Dataset excerpts:
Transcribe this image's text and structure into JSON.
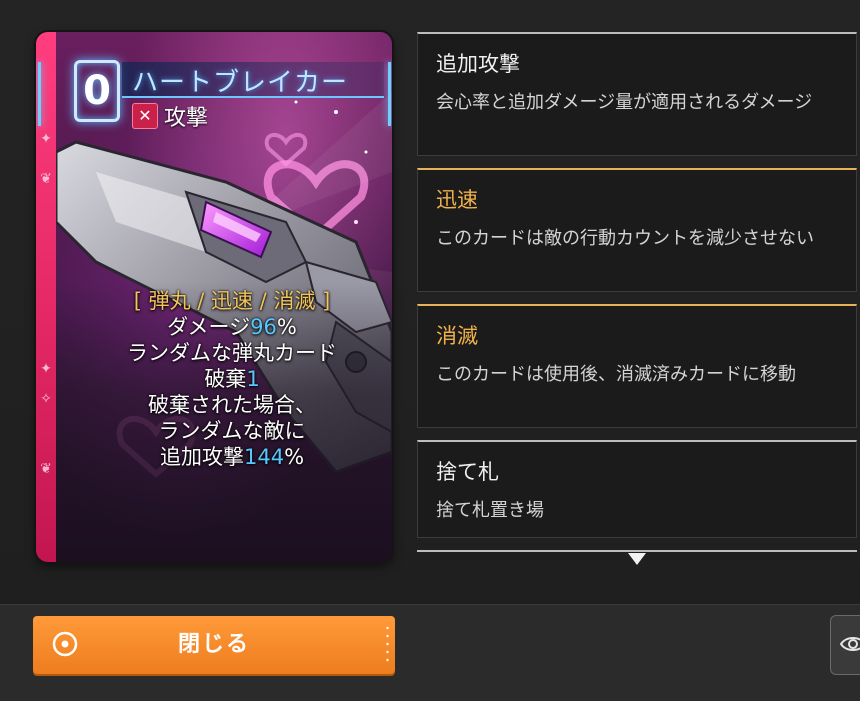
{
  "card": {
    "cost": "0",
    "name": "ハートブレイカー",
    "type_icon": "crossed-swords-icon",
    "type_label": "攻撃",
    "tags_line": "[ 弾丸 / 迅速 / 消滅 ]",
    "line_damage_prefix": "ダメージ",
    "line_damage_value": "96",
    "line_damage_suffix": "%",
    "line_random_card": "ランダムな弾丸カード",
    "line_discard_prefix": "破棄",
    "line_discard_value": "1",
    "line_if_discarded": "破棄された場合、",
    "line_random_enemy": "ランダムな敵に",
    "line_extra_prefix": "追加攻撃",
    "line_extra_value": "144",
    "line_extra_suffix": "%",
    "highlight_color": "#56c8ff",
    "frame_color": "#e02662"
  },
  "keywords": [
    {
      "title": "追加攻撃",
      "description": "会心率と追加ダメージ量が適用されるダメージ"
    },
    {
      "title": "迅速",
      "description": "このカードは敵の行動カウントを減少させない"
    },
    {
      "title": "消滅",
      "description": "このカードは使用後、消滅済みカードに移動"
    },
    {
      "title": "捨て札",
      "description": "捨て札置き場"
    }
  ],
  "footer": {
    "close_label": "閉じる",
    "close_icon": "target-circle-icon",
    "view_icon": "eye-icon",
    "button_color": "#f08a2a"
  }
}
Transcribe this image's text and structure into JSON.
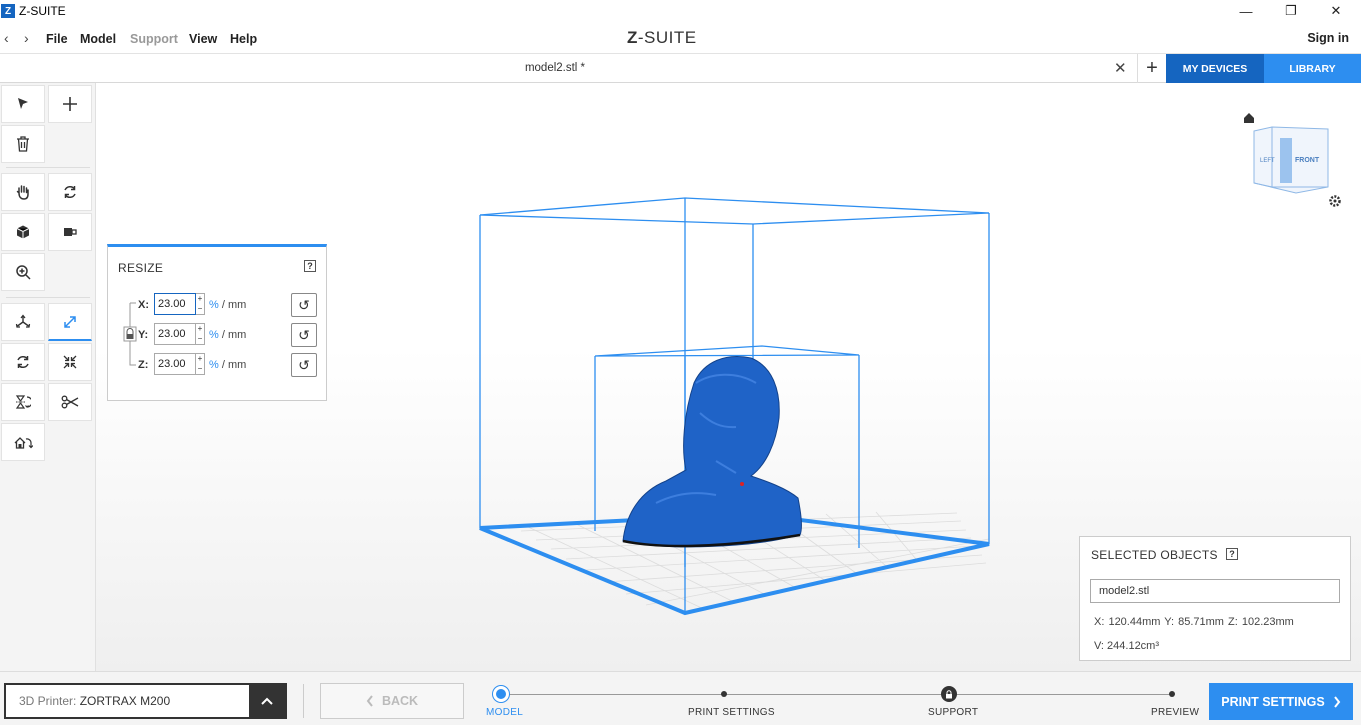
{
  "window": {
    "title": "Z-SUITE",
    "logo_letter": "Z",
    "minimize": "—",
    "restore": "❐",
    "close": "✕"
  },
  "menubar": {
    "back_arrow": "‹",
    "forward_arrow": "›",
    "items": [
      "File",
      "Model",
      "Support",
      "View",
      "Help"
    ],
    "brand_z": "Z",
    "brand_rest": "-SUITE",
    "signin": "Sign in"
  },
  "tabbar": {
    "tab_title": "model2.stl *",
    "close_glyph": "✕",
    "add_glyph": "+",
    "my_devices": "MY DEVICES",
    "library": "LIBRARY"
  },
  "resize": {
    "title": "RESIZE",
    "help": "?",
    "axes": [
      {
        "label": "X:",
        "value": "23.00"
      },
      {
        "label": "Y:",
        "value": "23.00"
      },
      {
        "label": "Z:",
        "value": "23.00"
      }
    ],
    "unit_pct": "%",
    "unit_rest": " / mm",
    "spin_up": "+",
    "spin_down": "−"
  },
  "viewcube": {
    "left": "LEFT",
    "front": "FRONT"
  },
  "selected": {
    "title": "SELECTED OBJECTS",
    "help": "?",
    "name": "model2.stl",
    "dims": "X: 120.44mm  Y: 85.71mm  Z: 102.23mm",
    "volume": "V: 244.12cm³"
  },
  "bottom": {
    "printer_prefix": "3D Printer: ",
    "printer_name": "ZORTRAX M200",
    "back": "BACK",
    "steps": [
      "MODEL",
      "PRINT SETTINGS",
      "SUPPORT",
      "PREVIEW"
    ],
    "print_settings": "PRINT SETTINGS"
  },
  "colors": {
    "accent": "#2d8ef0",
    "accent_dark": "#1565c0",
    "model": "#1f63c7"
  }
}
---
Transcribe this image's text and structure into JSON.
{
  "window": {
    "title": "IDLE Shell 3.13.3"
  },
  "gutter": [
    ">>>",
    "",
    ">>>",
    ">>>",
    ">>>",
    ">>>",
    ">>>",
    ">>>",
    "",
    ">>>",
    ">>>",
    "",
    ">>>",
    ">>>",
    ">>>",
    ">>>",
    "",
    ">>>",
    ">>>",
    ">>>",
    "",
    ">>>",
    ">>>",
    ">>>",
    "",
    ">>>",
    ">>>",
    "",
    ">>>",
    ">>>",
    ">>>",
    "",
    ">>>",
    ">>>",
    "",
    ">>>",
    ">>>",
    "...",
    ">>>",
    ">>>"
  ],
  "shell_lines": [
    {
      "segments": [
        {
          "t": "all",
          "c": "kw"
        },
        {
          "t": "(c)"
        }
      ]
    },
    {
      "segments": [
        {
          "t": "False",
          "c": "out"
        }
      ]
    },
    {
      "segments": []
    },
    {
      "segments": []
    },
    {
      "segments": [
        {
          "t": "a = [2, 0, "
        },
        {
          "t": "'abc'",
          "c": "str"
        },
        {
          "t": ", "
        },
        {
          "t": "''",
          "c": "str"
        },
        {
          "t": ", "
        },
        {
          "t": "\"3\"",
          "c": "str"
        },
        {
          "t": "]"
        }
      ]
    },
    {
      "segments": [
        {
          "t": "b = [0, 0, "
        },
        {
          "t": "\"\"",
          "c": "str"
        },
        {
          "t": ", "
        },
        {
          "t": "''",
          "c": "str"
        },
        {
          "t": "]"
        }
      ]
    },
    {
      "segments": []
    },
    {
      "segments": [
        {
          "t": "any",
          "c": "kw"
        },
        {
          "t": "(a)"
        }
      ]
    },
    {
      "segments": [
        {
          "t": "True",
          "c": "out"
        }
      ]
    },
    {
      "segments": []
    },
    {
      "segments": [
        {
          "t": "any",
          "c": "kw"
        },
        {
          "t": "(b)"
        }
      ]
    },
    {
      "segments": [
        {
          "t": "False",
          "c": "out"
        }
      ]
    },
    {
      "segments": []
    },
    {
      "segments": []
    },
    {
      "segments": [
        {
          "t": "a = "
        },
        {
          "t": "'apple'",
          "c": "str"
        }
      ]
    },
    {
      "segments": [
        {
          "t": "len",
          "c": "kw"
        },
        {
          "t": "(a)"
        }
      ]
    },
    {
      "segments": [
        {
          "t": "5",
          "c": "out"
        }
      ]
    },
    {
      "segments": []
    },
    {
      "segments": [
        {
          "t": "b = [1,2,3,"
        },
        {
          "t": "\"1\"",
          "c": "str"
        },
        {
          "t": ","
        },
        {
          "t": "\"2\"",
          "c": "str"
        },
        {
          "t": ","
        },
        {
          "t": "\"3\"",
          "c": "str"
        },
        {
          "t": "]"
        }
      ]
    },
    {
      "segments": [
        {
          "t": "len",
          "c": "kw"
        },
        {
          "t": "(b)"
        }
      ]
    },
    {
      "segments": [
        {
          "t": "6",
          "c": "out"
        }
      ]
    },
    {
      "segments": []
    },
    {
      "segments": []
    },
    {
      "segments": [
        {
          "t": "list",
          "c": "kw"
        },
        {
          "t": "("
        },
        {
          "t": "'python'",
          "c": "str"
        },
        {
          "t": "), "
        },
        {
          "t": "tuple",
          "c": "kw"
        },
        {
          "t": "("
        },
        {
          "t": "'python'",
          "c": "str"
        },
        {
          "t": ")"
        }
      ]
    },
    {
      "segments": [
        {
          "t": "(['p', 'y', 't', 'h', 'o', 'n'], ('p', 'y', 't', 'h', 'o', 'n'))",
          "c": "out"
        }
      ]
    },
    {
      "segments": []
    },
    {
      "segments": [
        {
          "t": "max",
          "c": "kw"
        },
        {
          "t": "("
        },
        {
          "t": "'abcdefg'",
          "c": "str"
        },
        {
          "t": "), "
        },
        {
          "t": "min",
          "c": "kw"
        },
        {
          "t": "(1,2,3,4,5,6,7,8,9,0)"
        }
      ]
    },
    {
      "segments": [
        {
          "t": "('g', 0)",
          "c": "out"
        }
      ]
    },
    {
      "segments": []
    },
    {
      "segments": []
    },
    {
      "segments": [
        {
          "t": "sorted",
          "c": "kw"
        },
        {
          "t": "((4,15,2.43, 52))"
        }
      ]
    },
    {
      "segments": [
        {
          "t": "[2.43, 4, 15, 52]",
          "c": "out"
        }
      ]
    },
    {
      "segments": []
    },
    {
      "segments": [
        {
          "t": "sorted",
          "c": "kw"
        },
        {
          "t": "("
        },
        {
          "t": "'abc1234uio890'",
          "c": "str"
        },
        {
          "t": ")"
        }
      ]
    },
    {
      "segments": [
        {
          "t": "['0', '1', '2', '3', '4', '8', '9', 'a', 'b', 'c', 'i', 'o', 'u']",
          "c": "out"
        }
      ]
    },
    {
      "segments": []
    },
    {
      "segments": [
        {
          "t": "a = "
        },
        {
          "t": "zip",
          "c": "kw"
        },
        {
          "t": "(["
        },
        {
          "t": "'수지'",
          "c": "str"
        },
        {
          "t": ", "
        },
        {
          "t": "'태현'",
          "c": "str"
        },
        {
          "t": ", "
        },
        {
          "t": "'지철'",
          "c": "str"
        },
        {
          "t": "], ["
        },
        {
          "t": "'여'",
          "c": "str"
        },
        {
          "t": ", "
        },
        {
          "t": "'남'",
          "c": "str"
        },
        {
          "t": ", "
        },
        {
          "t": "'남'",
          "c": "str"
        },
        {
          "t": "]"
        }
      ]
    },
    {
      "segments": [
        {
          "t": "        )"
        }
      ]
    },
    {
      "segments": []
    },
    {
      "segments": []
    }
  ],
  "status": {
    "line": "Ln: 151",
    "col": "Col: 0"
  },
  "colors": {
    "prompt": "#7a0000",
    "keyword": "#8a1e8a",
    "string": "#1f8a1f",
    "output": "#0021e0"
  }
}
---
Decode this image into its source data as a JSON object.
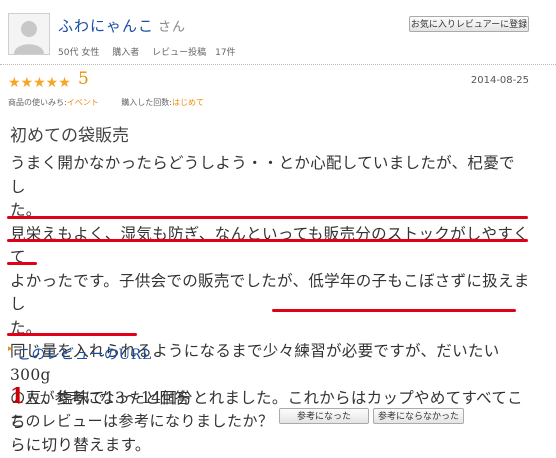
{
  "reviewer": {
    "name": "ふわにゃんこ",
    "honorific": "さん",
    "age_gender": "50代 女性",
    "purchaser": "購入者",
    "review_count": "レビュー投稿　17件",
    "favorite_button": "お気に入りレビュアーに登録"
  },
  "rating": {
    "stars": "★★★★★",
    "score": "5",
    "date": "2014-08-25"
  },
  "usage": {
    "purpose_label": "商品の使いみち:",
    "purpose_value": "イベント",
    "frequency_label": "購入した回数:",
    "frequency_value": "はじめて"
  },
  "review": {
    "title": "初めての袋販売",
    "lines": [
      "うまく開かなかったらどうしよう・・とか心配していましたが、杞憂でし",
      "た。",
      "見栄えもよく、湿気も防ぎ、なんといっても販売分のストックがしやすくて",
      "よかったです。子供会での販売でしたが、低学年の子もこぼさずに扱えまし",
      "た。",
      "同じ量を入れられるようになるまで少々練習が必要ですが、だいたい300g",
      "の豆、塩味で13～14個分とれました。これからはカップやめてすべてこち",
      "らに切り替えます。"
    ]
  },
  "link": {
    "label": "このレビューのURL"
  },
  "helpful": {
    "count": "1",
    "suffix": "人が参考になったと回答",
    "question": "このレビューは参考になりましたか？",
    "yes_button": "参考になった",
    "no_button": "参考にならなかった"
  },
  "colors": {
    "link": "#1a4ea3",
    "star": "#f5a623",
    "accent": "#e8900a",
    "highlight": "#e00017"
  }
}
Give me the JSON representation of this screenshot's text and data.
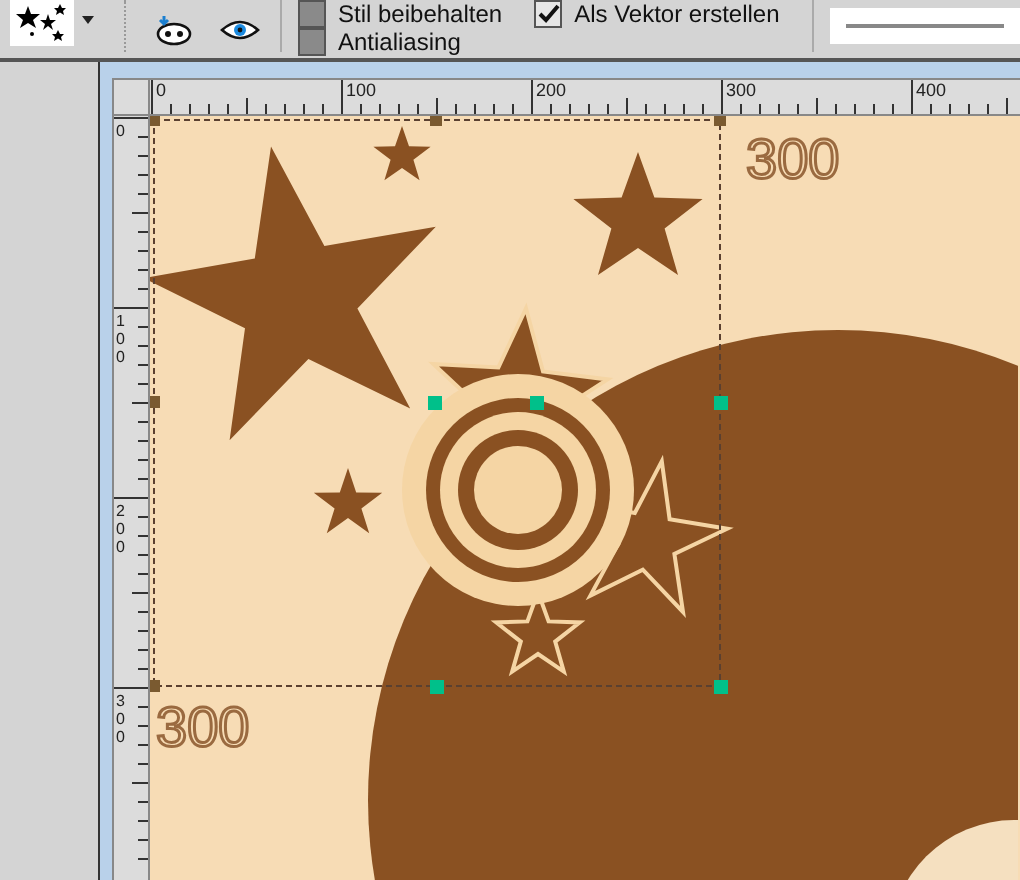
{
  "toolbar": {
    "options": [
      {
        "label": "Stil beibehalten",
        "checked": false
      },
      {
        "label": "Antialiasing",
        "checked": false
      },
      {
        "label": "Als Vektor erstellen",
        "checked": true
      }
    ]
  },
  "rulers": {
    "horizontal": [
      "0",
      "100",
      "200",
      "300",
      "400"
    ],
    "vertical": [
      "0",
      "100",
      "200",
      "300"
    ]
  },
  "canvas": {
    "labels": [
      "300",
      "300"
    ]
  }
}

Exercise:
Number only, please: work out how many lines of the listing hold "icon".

Response to the task:
3